An important element of Bergson’s philosophy is his philosophy of time. He gives the name ‘space’ to the separateness of things as they appear to intellect (In reality, Bergson maintains, nothing is separate. Everything is a part of a continuous stream of becoming with no static ‘states’) and the name ‘time’ or ‘duration’ to the continuity as revealed to intuition. Bergson believes mathematical time to be illusory because it treats time in terms of ‘instants’. Hence, mathematical time is really a form of ‘space’. ‘Time’ is, in fact, a continuous growth in which future is unpredicted. Time is not an abstract mathematical concept. It is deeply connected with life and human self. Perhaps it might be better called ‘living time’. This duration cannot be understood by reason, which is incapable of doing so, but rather perceived by an introspected and concentrated consciousness which turns inwards towards its origin. It is in this living time that evolution takes places, that creativity appears and in which free will manifests itself. In it there is originality and nothing is quite repeated again.

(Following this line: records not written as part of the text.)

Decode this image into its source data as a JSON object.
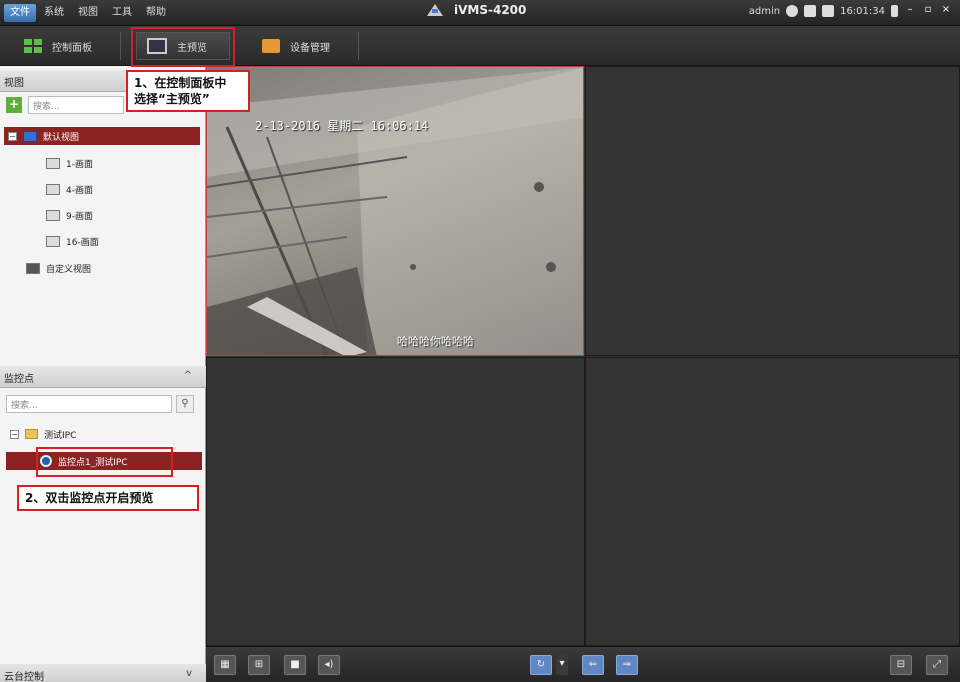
{
  "menu": [
    "文件",
    "系统",
    "视图",
    "工具",
    "帮助"
  ],
  "app_title": "iVMS-4200",
  "status": {
    "user": "admin",
    "time": "16:01:34"
  },
  "toolbar": {
    "control_panel": "控制面板",
    "main_preview": "主预览",
    "device_mgmt": "设备管理"
  },
  "annotation1": {
    "line1": "1、在控制面板中",
    "line2": "选择“主预览”"
  },
  "annotation2": "2、双击监控点开启预览",
  "views_panel": {
    "title": "视图",
    "search_placeholder": "搜索...",
    "default_view": "默认视图",
    "items": [
      "1-画面",
      "4-画面",
      "9-画面",
      "16-画面"
    ],
    "custom_view": "自定义视图"
  },
  "monitor_panel": {
    "title": "监控点",
    "search_placeholder": "搜索...",
    "group": "测试IPC",
    "camera": "监控点1_测试IPC"
  },
  "ptz_panel": {
    "title": "云台控制"
  },
  "video": {
    "timestamp": "2-13-2016 星期二 16:06:14",
    "caption": "哈哈哈你哈哈哈"
  },
  "colors": {
    "highlight": "#d42020",
    "selected_row": "#8b2323",
    "tab_active": "#3a6fb0"
  }
}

In the later part of Bergson’s life, around the time of Second World War, his philosophy began to fade out of the philosophical scenario and it was no longer a dominant school of thought. Although philosophers like Sartre openly accepted the influence of Bergson on their own philosophy but it was especially Gilles Deleuze's Bergsonism in 1966 that reawakened a growing interest in Bergson’s philosophy. His influence has been aptly put forth by Per Hallström: “We are indebted to him, nevertheless, for one achievement of importance: by a passage he has forced through the gates of rationalism, he has released a creative impulse of inestimable value, opening a large access to the waters of living time, to that atmosphere in which the human mind will be able to rediscover its freedom and thus be born anew.”[2]


[1] Presentation Speech by Per Hallström on December 10, 1928, from Nobel Lectures, Literature 1901-1967, Editor Horst Frenz, Elsevier Publishing Company, Amsterdam, 1969

[2] Ibid